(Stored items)
○ ○ ○ ○ ○ ○ ○
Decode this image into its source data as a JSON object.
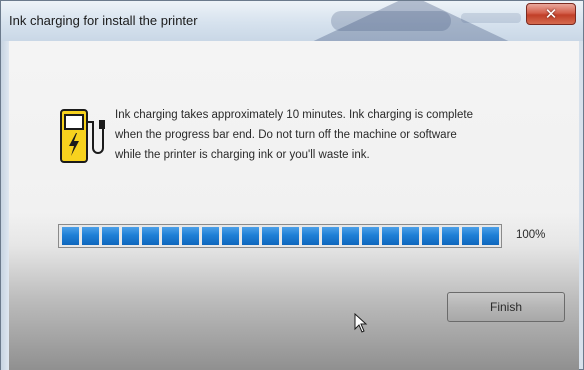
{
  "window": {
    "title": "Ink charging for install the printer",
    "close_glyph": "✕"
  },
  "message": {
    "icon": "ink-pump-icon",
    "lines": [
      "Ink charging takes approximately 10 minutes. Ink charging is complete",
      "when the  progress bar end. Do not turn off the machine or software",
      "while the printer is charging ink or you'll waste ink."
    ]
  },
  "progress": {
    "value": 1.0,
    "label": "100%",
    "color": "#1f7fd6"
  },
  "buttons": {
    "finish": "Finish"
  },
  "colors": {
    "icon_yellow": "#f7d21e",
    "close_red": "#c13f28"
  }
}
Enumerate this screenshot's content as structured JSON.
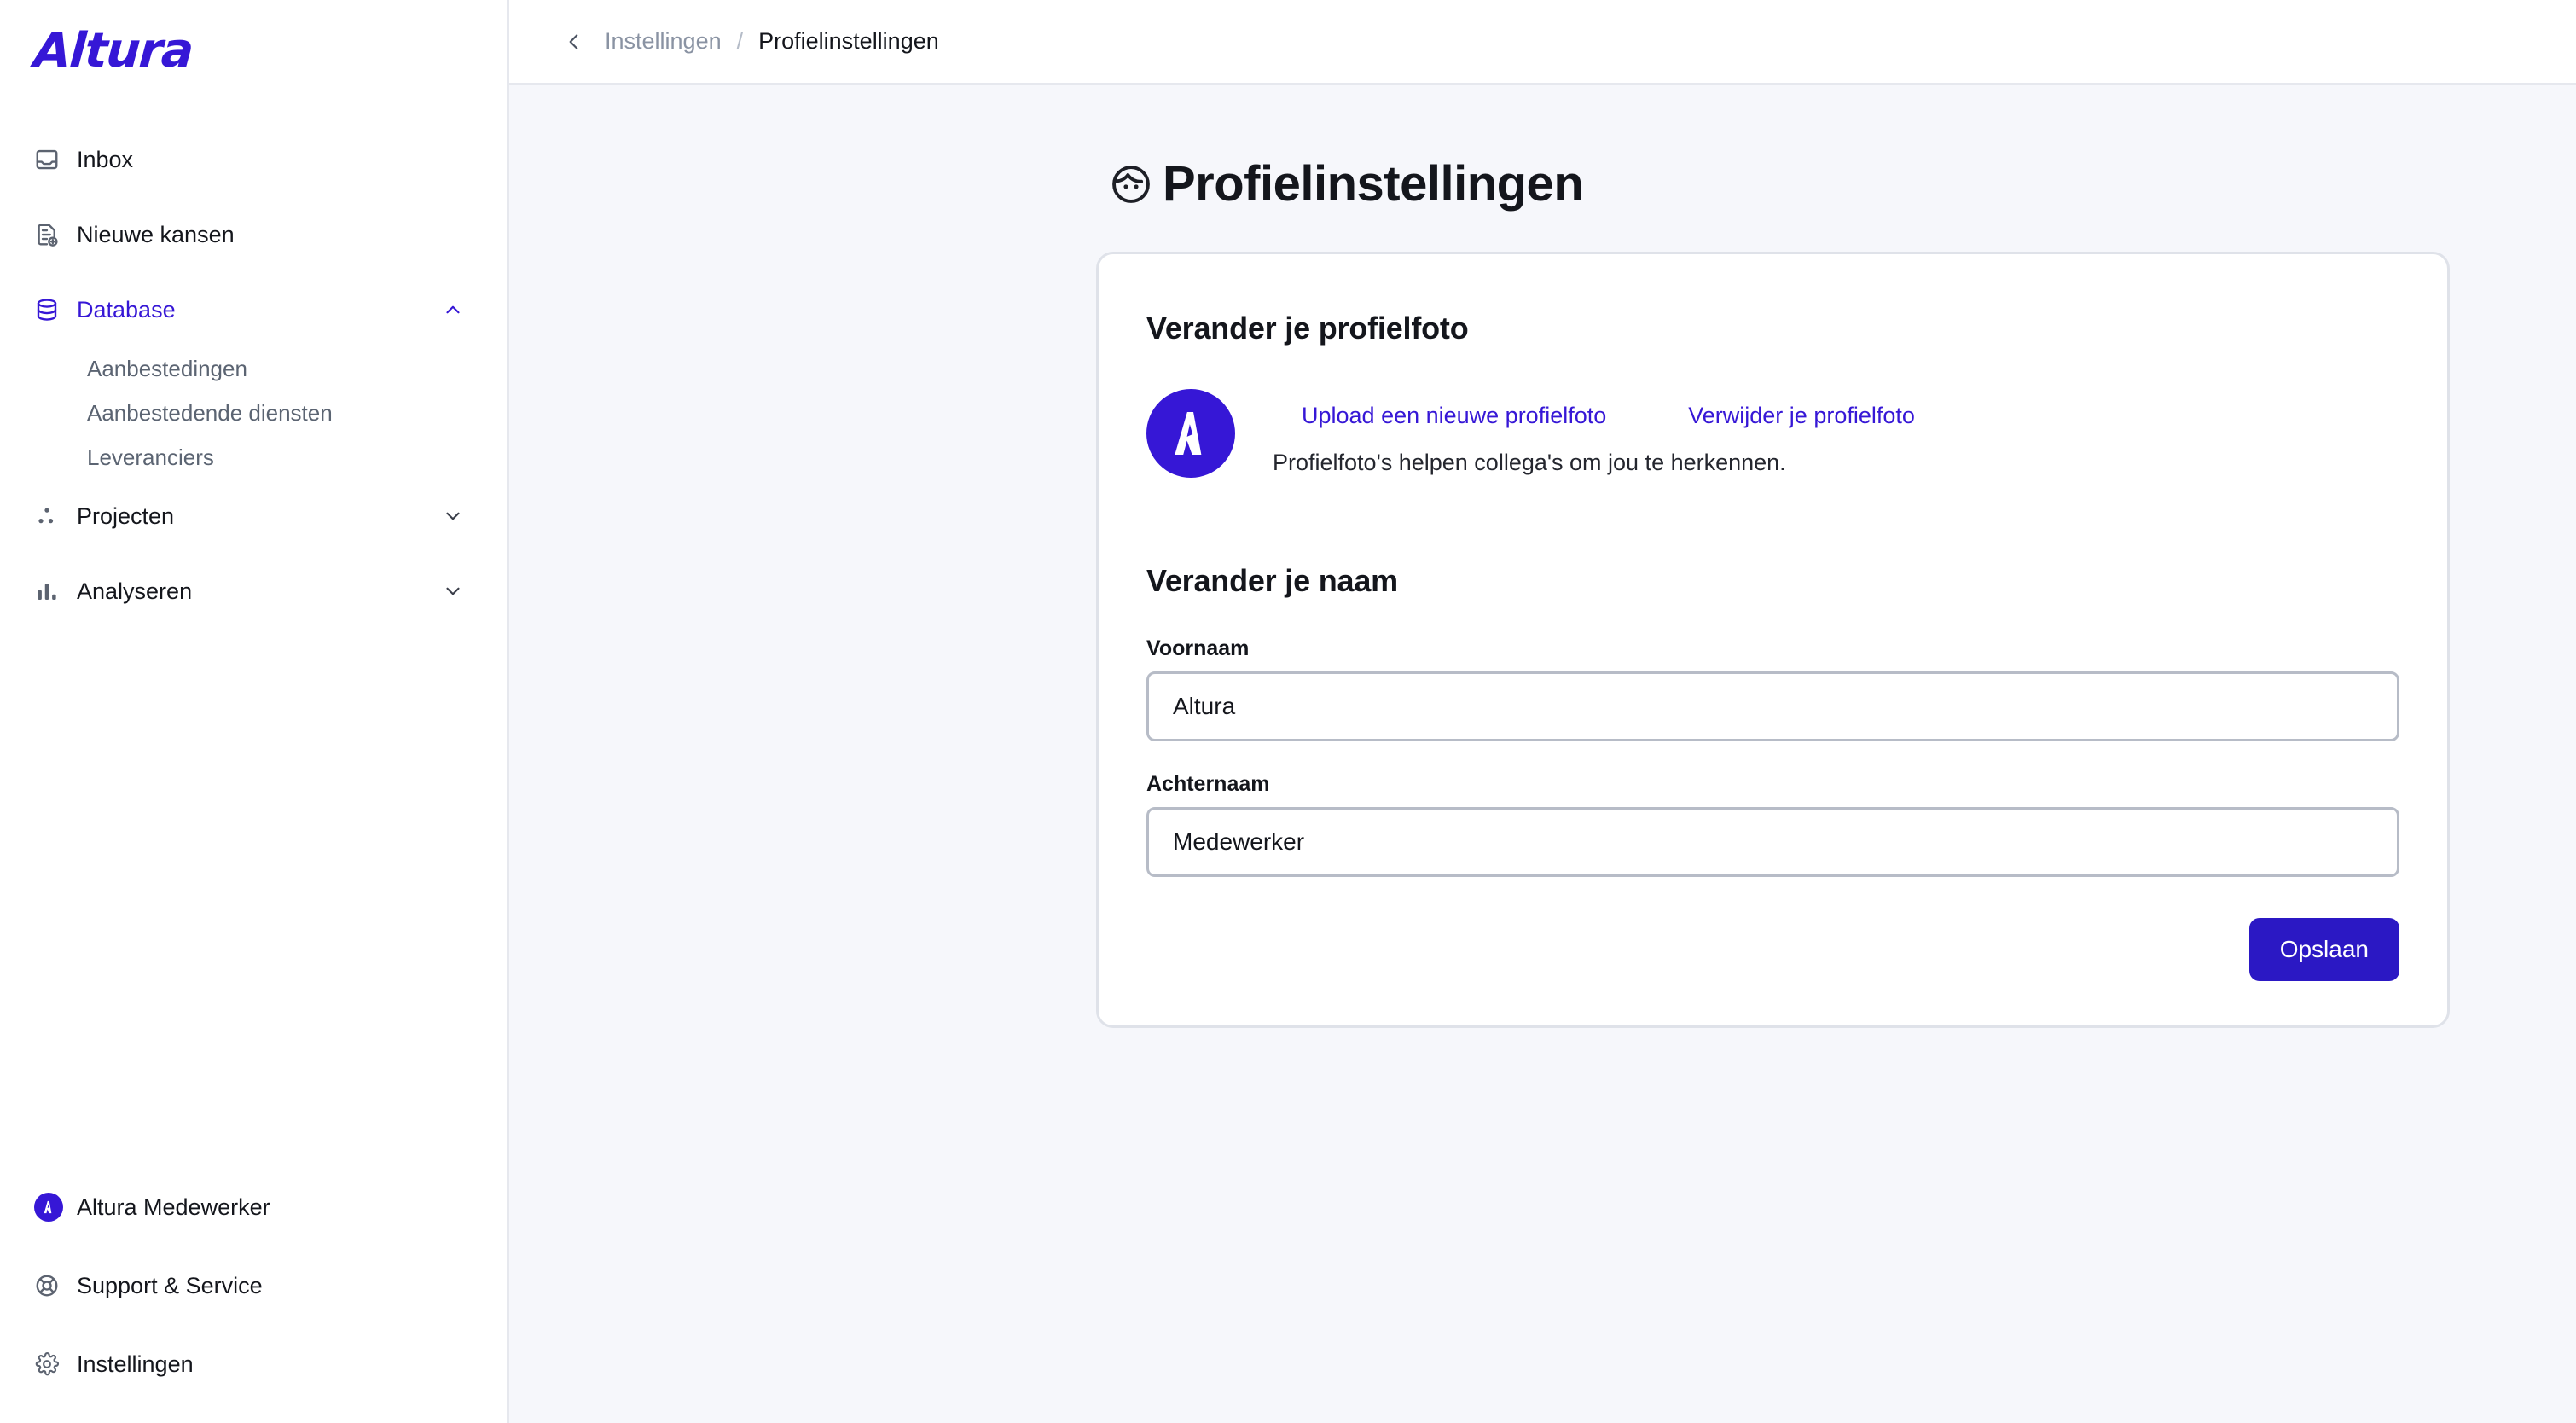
{
  "brand": {
    "logo_text": "Altura",
    "accent_color": "#3617d6",
    "button_color": "#2b18c4",
    "avatar_letter": "A"
  },
  "sidebar": {
    "nav": [
      {
        "label": "Inbox",
        "icon": "inbox-icon",
        "active": false,
        "expandable": false
      },
      {
        "label": "Nieuwe kansen",
        "icon": "document-plus-icon",
        "active": false,
        "expandable": false
      },
      {
        "label": "Database",
        "icon": "database-icon",
        "active": true,
        "expandable": true,
        "expanded": true
      }
    ],
    "database_children": [
      {
        "label": "Aanbestedingen"
      },
      {
        "label": "Aanbestedende diensten"
      },
      {
        "label": "Leveranciers"
      }
    ],
    "nav_lower": [
      {
        "label": "Projecten",
        "icon": "dots-triangle-icon",
        "active": false,
        "expandable": true,
        "expanded": false
      },
      {
        "label": "Analyseren",
        "icon": "bar-chart-icon",
        "active": false,
        "expandable": true,
        "expanded": false
      }
    ],
    "bottom": [
      {
        "label": "Altura Medewerker",
        "icon": "user-avatar-icon"
      },
      {
        "label": "Support & Service",
        "icon": "lifebuoy-icon"
      },
      {
        "label": "Instellingen",
        "icon": "gear-icon"
      }
    ]
  },
  "topbar": {
    "back_icon": "chevron-left-icon",
    "breadcrumb_parent": "Instellingen",
    "breadcrumb_separator": "/",
    "breadcrumb_current": "Profielinstellingen"
  },
  "page": {
    "title": "Profielinstellingen",
    "title_icon": "face-icon"
  },
  "photo_section": {
    "title": "Verander je profielfoto",
    "upload_link": "Upload een nieuwe profielfoto",
    "remove_link": "Verwijder je profielfoto",
    "hint": "Profielfoto's helpen collega's om jou te herkennen."
  },
  "name_section": {
    "title": "Verander je naam",
    "first_name_label": "Voornaam",
    "first_name_value": "Altura",
    "last_name_label": "Achternaam",
    "last_name_value": "Medewerker",
    "save_label": "Opslaan"
  }
}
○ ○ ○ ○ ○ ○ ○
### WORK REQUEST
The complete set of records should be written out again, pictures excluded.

### RESPONSE
Decode this image into its source data as a JSON object.
{
  "window": {
    "title": "Ink charging for install the printer",
    "close_glyph": "✕"
  },
  "message": {
    "icon": "ink-pump-icon",
    "lines": [
      "Ink charging takes approximately 10 minutes. Ink charging is complete",
      "when the  progress bar end. Do not turn off the machine or software",
      "while the printer is charging ink or you'll waste ink."
    ]
  },
  "progress": {
    "value": 1.0,
    "label": "100%",
    "color": "#1f7fd6"
  },
  "buttons": {
    "finish": "Finish"
  },
  "colors": {
    "icon_yellow": "#f7d21e",
    "close_red": "#c13f28"
  }
}
Enumerate this screenshot's content as structured JSON.
{
  "brand": {
    "logo_text": "Altura",
    "accent_color": "#3617d6",
    "button_color": "#2b18c4",
    "avatar_letter": "A"
  },
  "sidebar": {
    "nav": [
      {
        "label": "Inbox",
        "icon": "inbox-icon",
        "active": false,
        "expandable": false
      },
      {
        "label": "Nieuwe kansen",
        "icon": "document-plus-icon",
        "active": false,
        "expandable": false
      },
      {
        "label": "Database",
        "icon": "database-icon",
        "active": true,
        "expandable": true,
        "expanded": true
      }
    ],
    "database_children": [
      {
        "label": "Aanbestedingen"
      },
      {
        "label": "Aanbestedende diensten"
      },
      {
        "label": "Leveranciers"
      }
    ],
    "nav_lower": [
      {
        "label": "Projecten",
        "icon": "dots-triangle-icon",
        "active": false,
        "expandable": true,
        "expanded": false
      },
      {
        "label": "Analyseren",
        "icon": "bar-chart-icon",
        "active": false,
        "expandable": true,
        "expanded": false
      }
    ],
    "bottom": [
      {
        "label": "Altura Medewerker",
        "icon": "user-avatar-icon"
      },
      {
        "label": "Support & Service",
        "icon": "lifebuoy-icon"
      },
      {
        "label": "Instellingen",
        "icon": "gear-icon"
      }
    ]
  },
  "topbar": {
    "back_icon": "chevron-left-icon",
    "breadcrumb_parent": "Instellingen",
    "breadcrumb_separator": "/",
    "breadcrumb_current": "Profielinstellingen"
  },
  "page": {
    "title": "Profielinstellingen",
    "title_icon": "face-icon"
  },
  "photo_section": {
    "title": "Verander je profielfoto",
    "upload_link": "Upload een nieuwe profielfoto",
    "remove_link": "Verwijder je profielfoto",
    "hint": "Profielfoto's helpen collega's om jou te herkennen."
  },
  "name_section": {
    "title": "Verander je naam",
    "first_name_label": "Voornaam",
    "first_name_value": "Altura",
    "last_name_label": "Achternaam",
    "last_name_value": "Medewerker",
    "save_label": "Opslaan"
  }
}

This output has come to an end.